- BRIEF -
Provide the entries once more, identical in every word.

+---+

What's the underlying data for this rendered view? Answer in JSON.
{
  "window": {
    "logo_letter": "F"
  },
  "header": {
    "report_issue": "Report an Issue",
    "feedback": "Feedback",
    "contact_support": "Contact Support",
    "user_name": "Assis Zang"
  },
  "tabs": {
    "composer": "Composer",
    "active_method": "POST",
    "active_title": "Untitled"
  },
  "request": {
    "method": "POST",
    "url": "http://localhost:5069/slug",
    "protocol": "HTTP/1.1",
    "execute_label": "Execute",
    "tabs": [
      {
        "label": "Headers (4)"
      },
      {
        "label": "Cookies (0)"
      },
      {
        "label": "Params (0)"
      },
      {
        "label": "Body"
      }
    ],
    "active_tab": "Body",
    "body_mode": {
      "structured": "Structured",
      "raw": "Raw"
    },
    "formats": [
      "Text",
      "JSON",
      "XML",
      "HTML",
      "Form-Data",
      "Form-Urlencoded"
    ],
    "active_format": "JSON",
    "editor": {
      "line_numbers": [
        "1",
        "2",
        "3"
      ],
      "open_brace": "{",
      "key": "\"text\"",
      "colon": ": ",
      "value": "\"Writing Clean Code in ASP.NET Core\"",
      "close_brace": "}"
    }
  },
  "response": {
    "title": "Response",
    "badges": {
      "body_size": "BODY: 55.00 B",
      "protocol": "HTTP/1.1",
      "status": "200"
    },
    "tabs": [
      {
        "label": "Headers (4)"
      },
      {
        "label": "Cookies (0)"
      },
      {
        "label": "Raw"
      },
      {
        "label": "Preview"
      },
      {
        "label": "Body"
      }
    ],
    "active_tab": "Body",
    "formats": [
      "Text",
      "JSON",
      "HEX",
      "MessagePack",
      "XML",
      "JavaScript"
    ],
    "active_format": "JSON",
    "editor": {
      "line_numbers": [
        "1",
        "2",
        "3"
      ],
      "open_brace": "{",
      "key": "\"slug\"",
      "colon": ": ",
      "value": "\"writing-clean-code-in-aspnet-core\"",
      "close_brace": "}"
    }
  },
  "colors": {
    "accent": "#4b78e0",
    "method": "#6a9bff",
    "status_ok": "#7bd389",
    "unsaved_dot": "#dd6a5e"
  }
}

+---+

- COMPLETED TASK -
What's the underlying data for this rendered view? Answer in JSON.
{
  "window": {
    "logo_letter": "F"
  },
  "header": {
    "report_issue": "Report an Issue",
    "feedback": "Feedback",
    "contact_support": "Contact Support",
    "user_name": "Assis Zang"
  },
  "tabs": {
    "composer": "Composer",
    "active_method": "POST",
    "active_title": "Untitled"
  },
  "request": {
    "method": "POST",
    "url": "http://localhost:5069/slug",
    "protocol": "HTTP/1.1",
    "execute_label": "Execute",
    "tabs": [
      {
        "label": "Headers (4)"
      },
      {
        "label": "Cookies (0)"
      },
      {
        "label": "Params (0)"
      },
      {
        "label": "Body"
      }
    ],
    "active_tab": "Body",
    "body_mode": {
      "structured": "Structured",
      "raw": "Raw"
    },
    "formats": [
      "Text",
      "JSON",
      "XML",
      "HTML",
      "Form-Data",
      "Form-Urlencoded"
    ],
    "active_format": "JSON",
    "editor": {
      "line_numbers": [
        "1",
        "2",
        "3"
      ],
      "open_brace": "{",
      "key": "\"text\"",
      "colon": ": ",
      "value": "\"Writing Clean Code in ASP.NET Core\"",
      "close_brace": "}"
    }
  },
  "response": {
    "title": "Response",
    "badges": {
      "body_size": "BODY: 55.00 B",
      "protocol": "HTTP/1.1",
      "status": "200"
    },
    "tabs": [
      {
        "label": "Headers (4)"
      },
      {
        "label": "Cookies (0)"
      },
      {
        "label": "Raw"
      },
      {
        "label": "Preview"
      },
      {
        "label": "Body"
      }
    ],
    "active_tab": "Body",
    "formats": [
      "Text",
      "JSON",
      "HEX",
      "MessagePack",
      "XML",
      "JavaScript"
    ],
    "active_format": "JSON",
    "editor": {
      "line_numbers": [
        "1",
        "2",
        "3"
      ],
      "open_brace": "{",
      "key": "\"slug\"",
      "colon": ": ",
      "value": "\"writing-clean-code-in-aspnet-core\"",
      "close_brace": "}"
    }
  },
  "colors": {
    "accent": "#4b78e0",
    "method": "#6a9bff",
    "status_ok": "#7bd389",
    "unsaved_dot": "#dd6a5e"
  }
}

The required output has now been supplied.